Ask Peter: Ridding pork belly of impurities
I love slow-braised pork belly cooked in a Chinese-style stock. Before adding the pork to the stock, some recipes say to rid it of impurities, it should be immersed in cold water which is then brought to the boil before being drained off and discarded. Some recommend doing this twice before the meat is browned and added to the stock for slow cooking. Some recipes don’t do it at all. Is this just a way of reducing the grey scum that would otherwise collect on top of the braising stock?
The technique of bringing meat to the boil in cold water is something I’ve done for many years when making stock from bones (meat or fish) and also when braising meat for a stew or casserole if I haven’t diced it myself and it’s become a bit moist.
I even do it to sausages — which must sound slightly bonkers but I find it gives them a much better texture than just throwing them straight on the barbecue or cooking a “toad in the hole” from raw.
In my mind, what this does to meat, in particular to your pork belly, it removes any of the surface blood and some excess fat. By placing it in cold water and slowly bringing to the boil, all the “juices” on the outer surface as well as a few millimetres into the meat, get drawn out of the flesh. Any loose butcher’s paper, loose-ends of string, dust or dirt that have become stuck to the meat, will float up and be easy to remove.
Perhaps it’s easier to picture this in relation to stock bones. In the case of meat bones, say a chicken carcass that’s been chopped through the backbone and leg joints, there is a lot of (solidified) blood, shards of bone, maybe some feathers and guts — bits of liver or heart from the cavity of the bird.
If these are allowed to be in the stock itself, they won’t ruin the stock, but they’ll make it a little more cloudy and in the case of the offal, slightly bitter. In the case of bone fragments and feathers they’ll be strained out once the stock is finished. But excess fat from the cavity, bits of offal and the likes will add flavour to your stock that you may not want.

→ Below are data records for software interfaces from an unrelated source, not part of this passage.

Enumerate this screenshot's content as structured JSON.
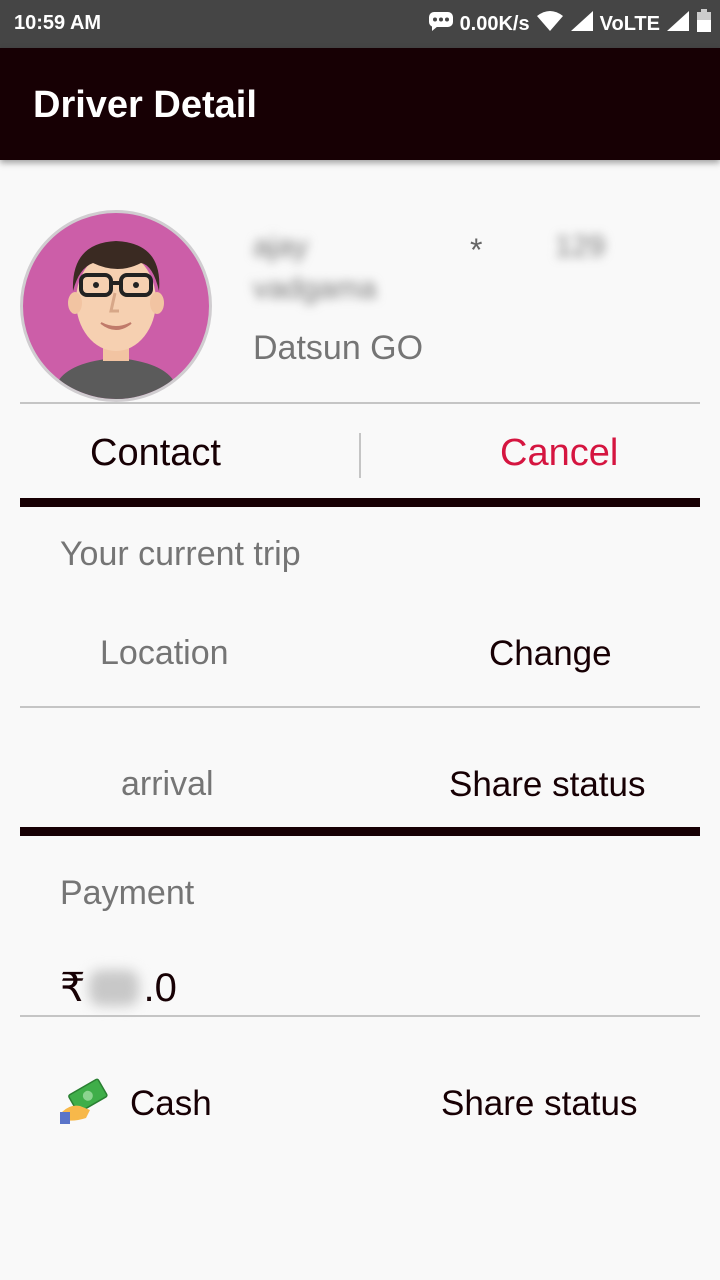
{
  "status_bar": {
    "time": "10:59 AM",
    "speed": "0.00K/s",
    "network": "VoLTE"
  },
  "app_bar": {
    "title": "Driver Detail"
  },
  "driver": {
    "name_line1": "ajay",
    "name_line2": "vadgama",
    "star": "*",
    "number": "129",
    "car_model": "Datsun GO"
  },
  "actions": {
    "contact_label": "Contact",
    "cancel_label": "Cancel"
  },
  "trip": {
    "heading": "Your current trip",
    "location_label": "Location",
    "change_label": "Change",
    "arrival_label": "arrival",
    "share_status_label": "Share status"
  },
  "payment": {
    "heading": "Payment",
    "currency_symbol": "₹",
    "amount_suffix": ".0",
    "method_label": "Cash",
    "share_status_label": "Share status"
  },
  "colors": {
    "appbar": "#170004",
    "status_bar": "#454545",
    "cancel": "#d51540",
    "avatar_bg": "#cc5ea8"
  }
}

Fish stock really does benefit from having the bones brought to the boil and rinsed once before making the stock unless you have literally filleted the fish and rinsed the bones under cold running water immediately prior to making it. Even the flesh on one-day old bones can have a less than appealing aroma which will transfer into your stock. You honestly won’t lose much flavour from doing this and the finished stock will be clearer in flavour and texture and possibly much better in aroma.
Meat often gives off a grey (or other coloured) scum when it’s being cooked in a moist environment like a stew or casserole. If you have the time, it’s good to remove it before you start the real cooking, adding onions, carrots, herbs, spices and seasoning.
The benefit of removing the scum before you add your flavours, as it comes to the boil, is that when you’re skimming it you’re not removing the flavour of the dish itself, just the scum. Of course you don’t have to do this at all and it might well be that you can save some time by avoiding it, but I’d suggest you try next time.
The quality of pork in New Zealand varies a little but I’d imagine most of Bite’s readers will be now only be using 100% New Zealand Pork that is pig care accredited.
This meat will produce very little scum, compared to low-grade and badly farmed pork. Other pork products that will give off a decent amount of scum are ham hocks, smoked knuckles and the like as they have been processed much more than a simple pork belly.
The “bring to the boil” technique is key here, so all the chemicals that have been used in the production of these joints (and they’re not necessarily all bad) are drawn out of the flesh and then discarded down the sink rather than being cooked back into your dinner.
For smoked hocks I’ll often bring them to the boil twice, before adding diced vegetables and herbs. This way you needn’t skim the stock too often and you can get on with other chores.
In our Ask Peter series, executive chef Peter Gordon answers your curly culinary questions. If you're stumped over something food-related, send your question to [email protected] and keep checking in for answers. You can read more on Peter on his website, have a read of his Ask Peter articles or check out his recipes on our site.